INSTRUCTIONS TO FOLLOW –
When a line of the records below contains the string "icon", copy that whole line.

::::::::

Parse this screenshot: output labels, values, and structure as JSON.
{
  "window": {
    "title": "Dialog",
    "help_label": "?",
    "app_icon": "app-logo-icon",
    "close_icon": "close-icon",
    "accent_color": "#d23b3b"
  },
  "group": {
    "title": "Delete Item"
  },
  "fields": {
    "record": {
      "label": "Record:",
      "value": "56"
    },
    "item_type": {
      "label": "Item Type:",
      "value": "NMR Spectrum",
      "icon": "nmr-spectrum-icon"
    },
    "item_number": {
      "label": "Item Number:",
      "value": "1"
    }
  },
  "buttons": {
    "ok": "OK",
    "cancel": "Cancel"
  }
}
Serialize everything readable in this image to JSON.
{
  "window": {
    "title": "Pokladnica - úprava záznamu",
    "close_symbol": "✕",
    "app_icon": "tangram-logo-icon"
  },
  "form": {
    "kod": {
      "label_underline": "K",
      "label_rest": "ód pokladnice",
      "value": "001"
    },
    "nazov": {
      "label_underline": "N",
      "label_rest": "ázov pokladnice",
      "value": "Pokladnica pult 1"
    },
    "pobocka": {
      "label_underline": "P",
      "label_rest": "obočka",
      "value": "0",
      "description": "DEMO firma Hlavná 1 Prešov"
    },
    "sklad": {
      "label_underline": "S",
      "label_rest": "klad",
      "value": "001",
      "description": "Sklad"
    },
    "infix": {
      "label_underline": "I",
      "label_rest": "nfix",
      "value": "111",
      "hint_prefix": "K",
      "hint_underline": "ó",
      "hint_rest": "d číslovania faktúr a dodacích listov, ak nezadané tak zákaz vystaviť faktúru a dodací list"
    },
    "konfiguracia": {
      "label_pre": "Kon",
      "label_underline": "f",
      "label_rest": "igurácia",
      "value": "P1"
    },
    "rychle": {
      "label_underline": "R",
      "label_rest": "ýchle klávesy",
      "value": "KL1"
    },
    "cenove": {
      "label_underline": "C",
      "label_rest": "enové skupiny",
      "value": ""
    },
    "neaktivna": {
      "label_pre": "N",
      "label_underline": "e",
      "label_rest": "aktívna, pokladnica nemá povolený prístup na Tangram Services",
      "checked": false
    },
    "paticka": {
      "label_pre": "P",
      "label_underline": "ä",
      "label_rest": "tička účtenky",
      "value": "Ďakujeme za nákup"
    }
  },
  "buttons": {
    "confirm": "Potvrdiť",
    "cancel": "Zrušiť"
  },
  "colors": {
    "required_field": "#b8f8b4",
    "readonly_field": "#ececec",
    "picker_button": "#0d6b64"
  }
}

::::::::

EXERCISE OUTPUT –
    "app_icon": "app-logo-icon",
    "close_icon": "close-icon",
      "icon": "nmr-spectrum-icon"
    "app_icon": "tangram-logo-icon"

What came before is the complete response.